* **What this task involves**
Give the data again in full, without pictures.

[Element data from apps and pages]
--- START ---
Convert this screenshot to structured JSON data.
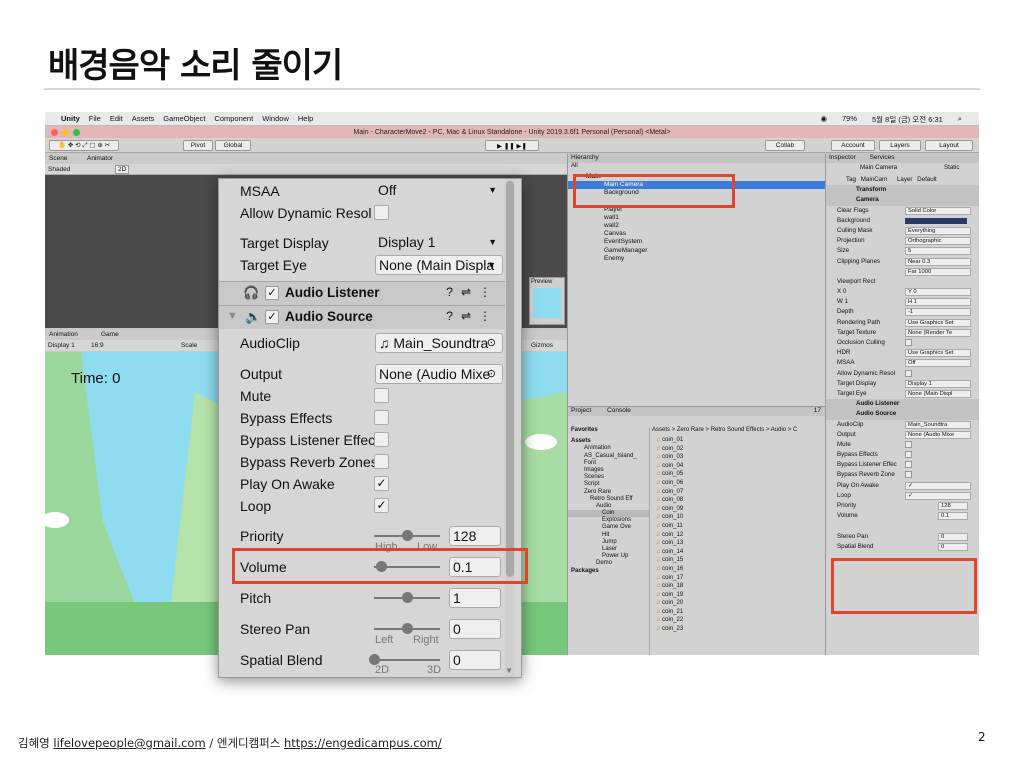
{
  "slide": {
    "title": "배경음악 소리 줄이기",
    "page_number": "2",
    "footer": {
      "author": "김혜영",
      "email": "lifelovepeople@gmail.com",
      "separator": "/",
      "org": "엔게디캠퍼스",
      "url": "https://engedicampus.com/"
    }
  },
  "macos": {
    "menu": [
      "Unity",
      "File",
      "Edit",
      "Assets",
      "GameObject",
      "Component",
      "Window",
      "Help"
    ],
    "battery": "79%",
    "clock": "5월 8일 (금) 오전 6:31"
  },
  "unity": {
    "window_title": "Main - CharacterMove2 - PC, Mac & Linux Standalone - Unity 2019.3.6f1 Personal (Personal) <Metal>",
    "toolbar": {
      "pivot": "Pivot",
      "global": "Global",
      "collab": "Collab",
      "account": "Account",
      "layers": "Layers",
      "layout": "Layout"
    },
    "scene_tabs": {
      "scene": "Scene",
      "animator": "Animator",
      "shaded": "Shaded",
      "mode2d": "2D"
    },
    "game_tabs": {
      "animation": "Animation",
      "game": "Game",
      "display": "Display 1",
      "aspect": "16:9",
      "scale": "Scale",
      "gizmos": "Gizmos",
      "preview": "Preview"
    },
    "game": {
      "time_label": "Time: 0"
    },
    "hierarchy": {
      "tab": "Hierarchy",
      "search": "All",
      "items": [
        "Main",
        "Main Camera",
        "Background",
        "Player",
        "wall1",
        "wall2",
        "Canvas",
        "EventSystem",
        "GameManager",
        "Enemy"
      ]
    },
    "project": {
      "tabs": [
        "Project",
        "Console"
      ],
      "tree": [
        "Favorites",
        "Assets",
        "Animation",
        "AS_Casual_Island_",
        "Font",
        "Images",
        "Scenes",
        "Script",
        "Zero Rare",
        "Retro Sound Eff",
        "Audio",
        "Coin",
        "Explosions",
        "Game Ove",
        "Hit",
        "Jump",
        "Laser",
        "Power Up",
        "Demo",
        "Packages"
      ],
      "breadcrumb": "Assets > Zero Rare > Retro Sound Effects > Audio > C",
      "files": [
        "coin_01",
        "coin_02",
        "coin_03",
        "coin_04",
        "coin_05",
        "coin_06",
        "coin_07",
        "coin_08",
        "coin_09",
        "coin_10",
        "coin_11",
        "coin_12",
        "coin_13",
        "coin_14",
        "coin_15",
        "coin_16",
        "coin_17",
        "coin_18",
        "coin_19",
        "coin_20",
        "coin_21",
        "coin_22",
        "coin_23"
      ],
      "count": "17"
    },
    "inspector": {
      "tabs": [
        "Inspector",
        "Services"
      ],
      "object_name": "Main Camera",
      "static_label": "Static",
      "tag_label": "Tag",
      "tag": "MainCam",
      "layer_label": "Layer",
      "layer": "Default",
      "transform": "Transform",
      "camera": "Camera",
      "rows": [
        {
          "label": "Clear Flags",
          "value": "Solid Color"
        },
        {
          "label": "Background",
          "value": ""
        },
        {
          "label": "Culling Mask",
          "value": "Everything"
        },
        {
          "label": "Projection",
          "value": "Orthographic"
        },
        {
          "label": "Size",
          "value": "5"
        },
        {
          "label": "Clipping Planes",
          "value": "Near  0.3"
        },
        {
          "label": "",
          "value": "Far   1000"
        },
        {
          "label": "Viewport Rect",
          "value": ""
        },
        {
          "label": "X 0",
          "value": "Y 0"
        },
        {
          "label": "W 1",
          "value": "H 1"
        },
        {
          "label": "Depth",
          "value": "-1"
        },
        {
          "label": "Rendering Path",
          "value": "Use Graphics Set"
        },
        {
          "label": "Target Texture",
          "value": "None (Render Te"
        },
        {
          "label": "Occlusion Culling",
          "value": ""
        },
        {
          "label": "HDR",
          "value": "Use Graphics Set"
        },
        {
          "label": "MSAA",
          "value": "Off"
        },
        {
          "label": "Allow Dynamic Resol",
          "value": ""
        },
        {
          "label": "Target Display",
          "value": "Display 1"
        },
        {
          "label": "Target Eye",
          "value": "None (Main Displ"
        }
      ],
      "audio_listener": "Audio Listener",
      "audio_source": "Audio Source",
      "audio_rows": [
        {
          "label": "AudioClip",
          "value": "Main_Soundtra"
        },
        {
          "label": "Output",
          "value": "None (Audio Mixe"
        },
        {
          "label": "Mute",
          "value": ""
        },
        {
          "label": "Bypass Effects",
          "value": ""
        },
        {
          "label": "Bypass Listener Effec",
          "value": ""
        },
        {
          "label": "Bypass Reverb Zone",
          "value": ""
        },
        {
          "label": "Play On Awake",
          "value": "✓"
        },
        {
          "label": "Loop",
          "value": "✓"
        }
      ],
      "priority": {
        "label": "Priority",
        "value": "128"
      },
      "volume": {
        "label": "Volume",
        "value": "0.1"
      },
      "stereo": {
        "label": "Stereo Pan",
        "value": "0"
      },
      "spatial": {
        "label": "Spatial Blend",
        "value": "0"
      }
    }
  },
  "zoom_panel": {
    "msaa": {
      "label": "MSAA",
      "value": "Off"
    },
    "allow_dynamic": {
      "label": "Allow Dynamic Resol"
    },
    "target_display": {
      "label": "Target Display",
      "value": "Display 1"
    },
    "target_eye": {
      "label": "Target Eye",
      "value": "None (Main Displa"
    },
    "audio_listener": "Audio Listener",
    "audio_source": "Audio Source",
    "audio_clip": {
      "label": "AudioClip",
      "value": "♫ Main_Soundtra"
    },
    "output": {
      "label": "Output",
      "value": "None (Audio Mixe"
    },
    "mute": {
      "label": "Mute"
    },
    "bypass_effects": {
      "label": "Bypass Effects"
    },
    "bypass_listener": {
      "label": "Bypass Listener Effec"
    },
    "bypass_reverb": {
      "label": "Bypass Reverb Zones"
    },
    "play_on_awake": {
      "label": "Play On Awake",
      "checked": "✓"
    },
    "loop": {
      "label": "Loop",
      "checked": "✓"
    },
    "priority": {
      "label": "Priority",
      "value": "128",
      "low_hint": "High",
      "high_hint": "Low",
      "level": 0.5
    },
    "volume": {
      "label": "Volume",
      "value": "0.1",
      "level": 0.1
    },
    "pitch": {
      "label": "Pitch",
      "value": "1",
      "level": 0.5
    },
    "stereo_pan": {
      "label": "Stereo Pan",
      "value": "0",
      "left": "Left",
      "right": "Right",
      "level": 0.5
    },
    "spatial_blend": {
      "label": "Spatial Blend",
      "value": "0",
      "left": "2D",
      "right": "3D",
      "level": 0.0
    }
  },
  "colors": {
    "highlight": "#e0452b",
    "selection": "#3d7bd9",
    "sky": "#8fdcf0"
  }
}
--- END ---
* **Reply to the task**
Convert this screenshot to structured JSON data.
{
  "slide": {
    "title": "배경음악 소리 줄이기",
    "page_number": "2",
    "footer": {
      "author": "김혜영",
      "email": "lifelovepeople@gmail.com",
      "separator": "/",
      "org": "엔게디캠퍼스",
      "url": "https://engedicampus.com/"
    }
  },
  "macos": {
    "menu": [
      "Unity",
      "File",
      "Edit",
      "Assets",
      "GameObject",
      "Component",
      "Window",
      "Help"
    ],
    "battery": "79%",
    "clock": "5월 8일 (금) 오전 6:31"
  },
  "unity": {
    "window_title": "Main - CharacterMove2 - PC, Mac & Linux Standalone - Unity 2019.3.6f1 Personal (Personal) <Metal>",
    "toolbar": {
      "pivot": "Pivot",
      "global": "Global",
      "collab": "Collab",
      "account": "Account",
      "layers": "Layers",
      "layout": "Layout"
    },
    "scene_tabs": {
      "scene": "Scene",
      "animator": "Animator",
      "shaded": "Shaded",
      "mode2d": "2D"
    },
    "game_tabs": {
      "animation": "Animation",
      "game": "Game",
      "display": "Display 1",
      "aspect": "16:9",
      "scale": "Scale",
      "gizmos": "Gizmos",
      "preview": "Preview"
    },
    "game": {
      "time_label": "Time: 0"
    },
    "hierarchy": {
      "tab": "Hierarchy",
      "search": "All",
      "items": [
        "Main",
        "Main Camera",
        "Background",
        "Player",
        "wall1",
        "wall2",
        "Canvas",
        "EventSystem",
        "GameManager",
        "Enemy"
      ]
    },
    "project": {
      "tabs": [
        "Project",
        "Console"
      ],
      "tree": [
        "Favorites",
        "Assets",
        "Animation",
        "AS_Casual_Island_",
        "Font",
        "Images",
        "Scenes",
        "Script",
        "Zero Rare",
        "Retro Sound Eff",
        "Audio",
        "Coin",
        "Explosions",
        "Game Ove",
        "Hit",
        "Jump",
        "Laser",
        "Power Up",
        "Demo",
        "Packages"
      ],
      "breadcrumb": "Assets > Zero Rare > Retro Sound Effects > Audio > C",
      "files": [
        "coin_01",
        "coin_02",
        "coin_03",
        "coin_04",
        "coin_05",
        "coin_06",
        "coin_07",
        "coin_08",
        "coin_09",
        "coin_10",
        "coin_11",
        "coin_12",
        "coin_13",
        "coin_14",
        "coin_15",
        "coin_16",
        "coin_17",
        "coin_18",
        "coin_19",
        "coin_20",
        "coin_21",
        "coin_22",
        "coin_23"
      ],
      "count": "17"
    },
    "inspector": {
      "tabs": [
        "Inspector",
        "Services"
      ],
      "object_name": "Main Camera",
      "static_label": "Static",
      "tag_label": "Tag",
      "tag": "MainCam",
      "layer_label": "Layer",
      "layer": "Default",
      "transform": "Transform",
      "camera": "Camera",
      "rows": [
        {
          "label": "Clear Flags",
          "value": "Solid Color"
        },
        {
          "label": "Background",
          "value": ""
        },
        {
          "label": "Culling Mask",
          "value": "Everything"
        },
        {
          "label": "Projection",
          "value": "Orthographic"
        },
        {
          "label": "Size",
          "value": "5"
        },
        {
          "label": "Clipping Planes",
          "value": "Near  0.3"
        },
        {
          "label": "",
          "value": "Far   1000"
        },
        {
          "label": "Viewport Rect",
          "value": ""
        },
        {
          "label": "X 0",
          "value": "Y 0"
        },
        {
          "label": "W 1",
          "value": "H 1"
        },
        {
          "label": "Depth",
          "value": "-1"
        },
        {
          "label": "Rendering Path",
          "value": "Use Graphics Set"
        },
        {
          "label": "Target Texture",
          "value": "None (Render Te"
        },
        {
          "label": "Occlusion Culling",
          "value": ""
        },
        {
          "label": "HDR",
          "value": "Use Graphics Set"
        },
        {
          "label": "MSAA",
          "value": "Off"
        },
        {
          "label": "Allow Dynamic Resol",
          "value": ""
        },
        {
          "label": "Target Display",
          "value": "Display 1"
        },
        {
          "label": "Target Eye",
          "value": "None (Main Displ"
        }
      ],
      "audio_listener": "Audio Listener",
      "audio_source": "Audio Source",
      "audio_rows": [
        {
          "label": "AudioClip",
          "value": "Main_Soundtra"
        },
        {
          "label": "Output",
          "value": "None (Audio Mixe"
        },
        {
          "label": "Mute",
          "value": ""
        },
        {
          "label": "Bypass Effects",
          "value": ""
        },
        {
          "label": "Bypass Listener Effec",
          "value": ""
        },
        {
          "label": "Bypass Reverb Zone",
          "value": ""
        },
        {
          "label": "Play On Awake",
          "value": "✓"
        },
        {
          "label": "Loop",
          "value": "✓"
        }
      ],
      "priority": {
        "label": "Priority",
        "value": "128"
      },
      "volume": {
        "label": "Volume",
        "value": "0.1"
      },
      "stereo": {
        "label": "Stereo Pan",
        "value": "0"
      },
      "spatial": {
        "label": "Spatial Blend",
        "value": "0"
      }
    }
  },
  "zoom_panel": {
    "msaa": {
      "label": "MSAA",
      "value": "Off"
    },
    "allow_dynamic": {
      "label": "Allow Dynamic Resol"
    },
    "target_display": {
      "label": "Target Display",
      "value": "Display 1"
    },
    "target_eye": {
      "label": "Target Eye",
      "value": "None (Main Displa"
    },
    "audio_listener": "Audio Listener",
    "audio_source": "Audio Source",
    "audio_clip": {
      "label": "AudioClip",
      "value": "♫ Main_Soundtra"
    },
    "output": {
      "label": "Output",
      "value": "None (Audio Mixe"
    },
    "mute": {
      "label": "Mute"
    },
    "bypass_effects": {
      "label": "Bypass Effects"
    },
    "bypass_listener": {
      "label": "Bypass Listener Effec"
    },
    "bypass_reverb": {
      "label": "Bypass Reverb Zones"
    },
    "play_on_awake": {
      "label": "Play On Awake",
      "checked": "✓"
    },
    "loop": {
      "label": "Loop",
      "checked": "✓"
    },
    "priority": {
      "label": "Priority",
      "value": "128",
      "low_hint": "High",
      "high_hint": "Low",
      "level": 0.5
    },
    "volume": {
      "label": "Volume",
      "value": "0.1",
      "level": 0.1
    },
    "pitch": {
      "label": "Pitch",
      "value": "1",
      "level": 0.5
    },
    "stereo_pan": {
      "label": "Stereo Pan",
      "value": "0",
      "left": "Left",
      "right": "Right",
      "level": 0.5
    },
    "spatial_blend": {
      "label": "Spatial Blend",
      "value": "0",
      "left": "2D",
      "right": "3D",
      "level": 0.0
    }
  },
  "colors": {
    "highlight": "#e0452b",
    "selection": "#3d7bd9",
    "sky": "#8fdcf0"
  }
}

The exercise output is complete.